Task item
Set down the data again in full, keeping every line exactly as it is.

Task input: Begin

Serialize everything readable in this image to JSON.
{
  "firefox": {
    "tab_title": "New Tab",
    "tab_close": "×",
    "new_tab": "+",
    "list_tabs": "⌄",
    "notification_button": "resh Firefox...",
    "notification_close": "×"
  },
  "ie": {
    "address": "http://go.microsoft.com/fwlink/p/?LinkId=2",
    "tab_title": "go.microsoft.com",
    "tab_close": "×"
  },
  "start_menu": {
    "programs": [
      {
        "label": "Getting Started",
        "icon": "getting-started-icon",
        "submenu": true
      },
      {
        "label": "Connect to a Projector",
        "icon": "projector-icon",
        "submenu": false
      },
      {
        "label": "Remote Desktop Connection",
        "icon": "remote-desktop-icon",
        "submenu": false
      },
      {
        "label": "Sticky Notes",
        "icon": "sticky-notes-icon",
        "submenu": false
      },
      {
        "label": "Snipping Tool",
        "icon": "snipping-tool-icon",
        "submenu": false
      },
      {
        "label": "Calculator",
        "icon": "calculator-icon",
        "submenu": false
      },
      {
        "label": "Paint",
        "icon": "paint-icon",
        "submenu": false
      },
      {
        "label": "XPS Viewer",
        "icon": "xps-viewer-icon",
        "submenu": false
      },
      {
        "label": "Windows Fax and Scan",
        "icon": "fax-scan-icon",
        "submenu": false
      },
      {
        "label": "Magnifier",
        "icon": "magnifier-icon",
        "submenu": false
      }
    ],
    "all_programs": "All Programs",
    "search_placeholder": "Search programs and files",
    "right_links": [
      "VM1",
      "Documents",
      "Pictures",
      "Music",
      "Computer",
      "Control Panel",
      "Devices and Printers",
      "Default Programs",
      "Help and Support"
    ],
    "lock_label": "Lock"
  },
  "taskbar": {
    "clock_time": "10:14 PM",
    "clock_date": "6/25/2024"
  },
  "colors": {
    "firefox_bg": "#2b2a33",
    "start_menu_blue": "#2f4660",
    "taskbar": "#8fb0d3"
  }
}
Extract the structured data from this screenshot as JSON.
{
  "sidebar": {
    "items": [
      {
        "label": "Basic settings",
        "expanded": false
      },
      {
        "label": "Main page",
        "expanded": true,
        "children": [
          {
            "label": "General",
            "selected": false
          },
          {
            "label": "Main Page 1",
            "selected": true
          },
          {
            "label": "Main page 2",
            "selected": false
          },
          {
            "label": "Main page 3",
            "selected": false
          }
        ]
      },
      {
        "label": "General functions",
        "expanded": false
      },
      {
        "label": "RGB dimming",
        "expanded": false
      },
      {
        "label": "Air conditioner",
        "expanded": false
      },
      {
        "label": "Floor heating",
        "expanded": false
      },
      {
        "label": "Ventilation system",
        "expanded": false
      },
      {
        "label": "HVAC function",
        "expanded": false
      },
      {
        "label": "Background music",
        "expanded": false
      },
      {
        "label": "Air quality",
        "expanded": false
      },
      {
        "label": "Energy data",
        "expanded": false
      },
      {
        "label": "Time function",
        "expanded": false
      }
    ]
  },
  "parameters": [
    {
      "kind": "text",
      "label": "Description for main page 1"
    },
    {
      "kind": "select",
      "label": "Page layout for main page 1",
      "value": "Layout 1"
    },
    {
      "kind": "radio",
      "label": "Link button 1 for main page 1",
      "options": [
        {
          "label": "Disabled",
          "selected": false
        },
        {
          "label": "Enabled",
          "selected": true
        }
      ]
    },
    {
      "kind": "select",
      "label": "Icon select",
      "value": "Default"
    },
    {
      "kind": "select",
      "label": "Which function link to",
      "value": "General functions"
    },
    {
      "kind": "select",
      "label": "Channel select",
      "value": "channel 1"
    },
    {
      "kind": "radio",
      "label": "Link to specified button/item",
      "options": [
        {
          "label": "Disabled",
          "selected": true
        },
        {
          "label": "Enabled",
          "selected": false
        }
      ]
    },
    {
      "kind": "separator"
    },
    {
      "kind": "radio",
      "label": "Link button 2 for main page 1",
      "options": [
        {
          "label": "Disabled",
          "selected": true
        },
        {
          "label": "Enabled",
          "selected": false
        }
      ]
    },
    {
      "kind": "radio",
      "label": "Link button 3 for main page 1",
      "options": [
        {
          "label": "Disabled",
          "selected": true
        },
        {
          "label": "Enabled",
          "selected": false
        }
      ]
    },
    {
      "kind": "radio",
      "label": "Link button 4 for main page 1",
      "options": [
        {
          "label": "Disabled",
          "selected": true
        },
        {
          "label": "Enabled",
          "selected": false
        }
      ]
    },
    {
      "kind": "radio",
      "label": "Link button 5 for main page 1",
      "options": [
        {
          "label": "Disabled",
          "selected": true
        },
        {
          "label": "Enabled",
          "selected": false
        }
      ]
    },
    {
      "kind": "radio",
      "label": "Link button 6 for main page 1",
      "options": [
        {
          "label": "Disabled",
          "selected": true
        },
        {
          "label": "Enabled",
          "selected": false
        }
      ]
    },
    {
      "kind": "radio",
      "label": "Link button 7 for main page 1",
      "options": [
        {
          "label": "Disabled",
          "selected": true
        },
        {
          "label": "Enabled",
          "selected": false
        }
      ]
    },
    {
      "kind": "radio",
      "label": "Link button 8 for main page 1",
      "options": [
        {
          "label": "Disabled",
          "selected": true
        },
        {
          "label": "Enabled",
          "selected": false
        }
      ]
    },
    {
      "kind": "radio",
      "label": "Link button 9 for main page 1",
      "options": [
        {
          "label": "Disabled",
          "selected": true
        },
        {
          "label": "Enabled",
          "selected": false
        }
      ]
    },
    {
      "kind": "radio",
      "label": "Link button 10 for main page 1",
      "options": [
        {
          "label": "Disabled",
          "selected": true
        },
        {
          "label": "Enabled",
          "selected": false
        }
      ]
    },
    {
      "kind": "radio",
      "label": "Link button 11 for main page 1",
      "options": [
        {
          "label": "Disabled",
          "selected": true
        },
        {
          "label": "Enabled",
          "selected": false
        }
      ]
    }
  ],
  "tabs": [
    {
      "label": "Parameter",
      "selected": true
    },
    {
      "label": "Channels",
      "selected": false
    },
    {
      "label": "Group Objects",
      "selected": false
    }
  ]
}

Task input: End

Expected answer
Serialize everything readable in this image to JSON.
{
  "firefox": {
    "tab_title": "New Tab",
    "tab_close": "×",
    "new_tab": "+",
    "list_tabs": "⌄",
    "notification_button": "resh Firefox...",
    "notification_close": "×"
  },
  "ie": {
    "address": "http://go.microsoft.com/fwlink/p/?LinkId=2",
    "tab_title": "go.microsoft.com",
    "tab_close": "×"
  },
  "start_menu": {
    "programs": [
      {
        "label": "Getting Started",
        "icon": "getting-started-icon",
        "submenu": true
      },
      {
        "label": "Connect to a Projector",
        "icon": "projector-icon",
        "submenu": false
      },
      {
        "label": "Remote Desktop Connection",
        "icon": "remote-desktop-icon",
        "submenu": false
      },
      {
        "label": "Sticky Notes",
        "icon": "sticky-notes-icon",
        "submenu": false
      },
      {
        "label": "Snipping Tool",
        "icon": "snipping-tool-icon",
        "submenu": false
      },
      {
        "label": "Calculator",
        "icon": "calculator-icon",
        "submenu": false
      },
      {
        "label": "Paint",
        "icon": "paint-icon",
        "submenu": false
      },
      {
        "label": "XPS Viewer",
        "icon": "xps-viewer-icon",
        "submenu": false
      },
      {
        "label": "Windows Fax and Scan",
        "icon": "fax-scan-icon",
        "submenu": false
      },
      {
        "label": "Magnifier",
        "icon": "magnifier-icon",
        "submenu": false
      }
    ],
    "all_programs": "All Programs",
    "search_placeholder": "Search programs and files",
    "right_links": [
      "VM1",
      "Documents",
      "Pictures",
      "Music",
      "Computer",
      "Control Panel",
      "Devices and Printers",
      "Default Programs",
      "Help and Support"
    ],
    "lock_label": "Lock"
  },
  "taskbar": {
    "clock_time": "10:14 PM",
    "clock_date": "6/25/2024"
  },
  "colors": {
    "firefox_bg": "#2b2a33",
    "start_menu_blue": "#2f4660",
    "taskbar": "#8fb0d3"
  }
}
Extract the structured data from this screenshot as JSON.
{
  "sidebar": {
    "items": [
      {
        "label": "Basic settings",
        "expanded": false
      },
      {
        "label": "Main page",
        "expanded": true,
        "children": [
          {
            "label": "General",
            "selected": false
          },
          {
            "label": "Main Page 1",
            "selected": true
          },
          {
            "label": "Main page 2",
            "selected": false
          },
          {
            "label": "Main page 3",
            "selected": false
          }
        ]
      },
      {
        "label": "General functions",
        "expanded": false
      },
      {
        "label": "RGB dimming",
        "expanded": false
      },
      {
        "label": "Air conditioner",
        "expanded": false
      },
      {
        "label": "Floor heating",
        "expanded": false
      },
      {
        "label": "Ventilation system",
        "expanded": false
      },
      {
        "label": "HVAC function",
        "expanded": false
      },
      {
        "label": "Background music",
        "expanded": false
      },
      {
        "label": "Air quality",
        "expanded": false
      },
      {
        "label": "Energy data",
        "expanded": false
      },
      {
        "label": "Time function",
        "expanded": false
      }
    ]
  },
  "parameters": [
    {
      "kind": "text",
      "label": "Description for main page 1"
    },
    {
      "kind": "select",
      "label": "Page layout for main page 1",
      "value": "Layout 1"
    },
    {
      "kind": "radio",
      "label": "Link button 1 for main page 1",
      "options": [
        {
          "label": "Disabled",
          "selected": false
        },
        {
          "label": "Enabled",
          "selected": true
        }
      ]
    },
    {
      "kind": "select",
      "label": "Icon select",
      "value": "Default"
    },
    {
      "kind": "select",
      "label": "Which function link to",
      "value": "General functions"
    },
    {
      "kind": "select",
      "label": "Channel select",
      "value": "channel 1"
    },
    {
      "kind": "radio",
      "label": "Link to specified button/item",
      "options": [
        {
          "label": "Disabled",
          "selected": true
        },
        {
          "label": "Enabled",
          "selected": false
        }
      ]
    },
    {
      "kind": "separator"
    },
    {
      "kind": "radio",
      "label": "Link button 2 for main page 1",
      "options": [
        {
          "label": "Disabled",
          "selected": true
        },
        {
          "label": "Enabled",
          "selected": false
        }
      ]
    },
    {
      "kind": "radio",
      "label": "Link button 3 for main page 1",
      "options": [
        {
          "label": "Disabled",
          "selected": true
        },
        {
          "label": "Enabled",
          "selected": false
        }
      ]
    },
    {
      "kind": "radio",
      "label": "Link button 4 for main page 1",
      "options": [
        {
          "label": "Disabled",
          "selected": true
        },
        {
          "label": "Enabled",
          "selected": false
        }
      ]
    },
    {
      "kind": "radio",
      "label": "Link button 5 for main page 1",
      "options": [
        {
          "label": "Disabled",
          "selected": true
        },
        {
          "label": "Enabled",
          "selected": false
        }
      ]
    },
    {
      "kind": "radio",
      "label": "Link button 6 for main page 1",
      "options": [
        {
          "label": "Disabled",
          "selected": true
        },
        {
          "label": "Enabled",
          "selected": false
        }
      ]
    },
    {
      "kind": "radio",
      "label": "Link button 7 for main page 1",
      "options": [
        {
          "label": "Disabled",
          "selected": true
        },
        {
          "label": "Enabled",
          "selected": false
        }
      ]
    },
    {
      "kind": "radio",
      "label": "Link button 8 for main page 1",
      "options": [
        {
          "label": "Disabled",
          "selected": true
        },
        {
          "label": "Enabled",
          "selected": false
        }
      ]
    },
    {
      "kind": "radio",
      "label": "Link button 9 for main page 1",
      "options": [
        {
          "label": "Disabled",
          "selected": true
        },
        {
          "label": "Enabled",
          "selected": false
        }
      ]
    },
    {
      "kind": "radio",
      "label": "Link button 10 for main page 1",
      "options": [
        {
          "label": "Disabled",
          "selected": true
        },
        {
          "label": "Enabled",
          "selected": false
        }
      ]
    },
    {
      "kind": "radio",
      "label": "Link button 11 for main page 1",
      "options": [
        {
          "label": "Disabled",
          "selected": true
        },
        {
          "label": "Enabled",
          "selected": false
        }
      ]
    }
  ],
  "tabs": [
    {
      "label": "Parameter",
      "selected": true
    },
    {
      "label": "Channels",
      "selected": false
    },
    {
      "label": "Group Objects",
      "selected": false
    }
  ]
}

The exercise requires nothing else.